Skip to Content
Uncategorized

Stem Cells Stop Vision Loss in Rats with Degenerative Eye Disease

The findings could one day help with macular degeneration, the leading cause of blindness in people over 60 in the United States.
September 21, 2006

Researchers have taken a promising step forward in using stem cells to treat eye diseases. In a paper published today online in the journal Cloning and Stem Cells, Robert Lanza of Advanced Cell Technology in Worcester, MA, used embryonic stem cells to generate retinal pigment epithelium–photoreceptor support cells that are lost in macular degeneration.

The cells were then implanted into rats with eye damage similar to that occurring in degenerative eye disease that causes the animals to lose both their photoreceptors and their sight. Treated animals showed a 100 percent improvement in vision compared with untreated controls.

Restoring vision could be a promising early use of stem cell therapies. Unlike for diseases such as Alzheimer’s, vision scientists know exactly what cells they need to replace. In addition, the eye is easy to access and isn’t as sensitive to immune rejection as other organs (see “Using Stem Cells to Cure Blindness”).

Deep Dive

Uncategorized

Embracing CX in the metaverse

More than just meeting customers where they are, the metaverse offers opportunities to transform customer experience.

Identity protection is key to metaverse innovation

As immersive experiences in the metaverse become more sophisticated, so does the threat landscape.

The modern enterprise imaging and data value chain

For both patients and providers, intelligent, interoperable, and open workflow solutions will make all the difference.

Scientists have created synthetic mouse embryos with developed brains

The stem-cell-derived embryos could shed new light on the earliest stages of human pregnancy.

Stay connected

Illustration by Rose Wong

Get the latest updates from
MIT Technology Review

Discover special offers, top stories, upcoming events, and more.

Thank you for submitting your email!

Explore more newsletters

It looks like something went wrong.

We’re having trouble saving your preferences.

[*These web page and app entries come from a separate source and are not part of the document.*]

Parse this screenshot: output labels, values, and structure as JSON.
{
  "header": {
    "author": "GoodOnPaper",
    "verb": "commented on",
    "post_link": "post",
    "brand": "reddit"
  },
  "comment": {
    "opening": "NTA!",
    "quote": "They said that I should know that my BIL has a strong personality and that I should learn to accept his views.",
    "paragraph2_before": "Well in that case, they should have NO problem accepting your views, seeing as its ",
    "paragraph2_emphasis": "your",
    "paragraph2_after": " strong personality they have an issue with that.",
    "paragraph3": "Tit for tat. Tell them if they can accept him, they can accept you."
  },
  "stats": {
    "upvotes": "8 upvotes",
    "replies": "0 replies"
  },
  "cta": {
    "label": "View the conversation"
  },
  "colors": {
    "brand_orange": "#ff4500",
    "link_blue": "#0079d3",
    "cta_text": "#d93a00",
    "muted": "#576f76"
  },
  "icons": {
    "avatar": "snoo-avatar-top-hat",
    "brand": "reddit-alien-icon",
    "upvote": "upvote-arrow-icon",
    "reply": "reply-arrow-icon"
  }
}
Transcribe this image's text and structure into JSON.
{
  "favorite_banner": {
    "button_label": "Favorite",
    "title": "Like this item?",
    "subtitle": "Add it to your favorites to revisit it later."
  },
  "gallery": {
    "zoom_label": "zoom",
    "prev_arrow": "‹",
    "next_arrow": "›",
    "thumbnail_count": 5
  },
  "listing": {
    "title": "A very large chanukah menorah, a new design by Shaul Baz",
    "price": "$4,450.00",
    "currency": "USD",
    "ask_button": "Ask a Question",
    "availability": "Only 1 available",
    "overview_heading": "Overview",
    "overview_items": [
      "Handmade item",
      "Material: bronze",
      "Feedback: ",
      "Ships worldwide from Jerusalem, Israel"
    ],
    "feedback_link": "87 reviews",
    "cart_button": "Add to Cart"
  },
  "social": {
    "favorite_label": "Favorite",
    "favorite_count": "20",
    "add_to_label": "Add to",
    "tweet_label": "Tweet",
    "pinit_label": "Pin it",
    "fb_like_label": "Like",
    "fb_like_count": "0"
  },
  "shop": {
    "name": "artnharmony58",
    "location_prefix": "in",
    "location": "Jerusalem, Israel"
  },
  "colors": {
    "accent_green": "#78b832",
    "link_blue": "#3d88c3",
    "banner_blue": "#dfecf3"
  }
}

Try refreshing this page and updating them one more time. If you continue to get this message, reach out to us at customer-service@technologyreview.com with a list of newsletters you’d like to receive.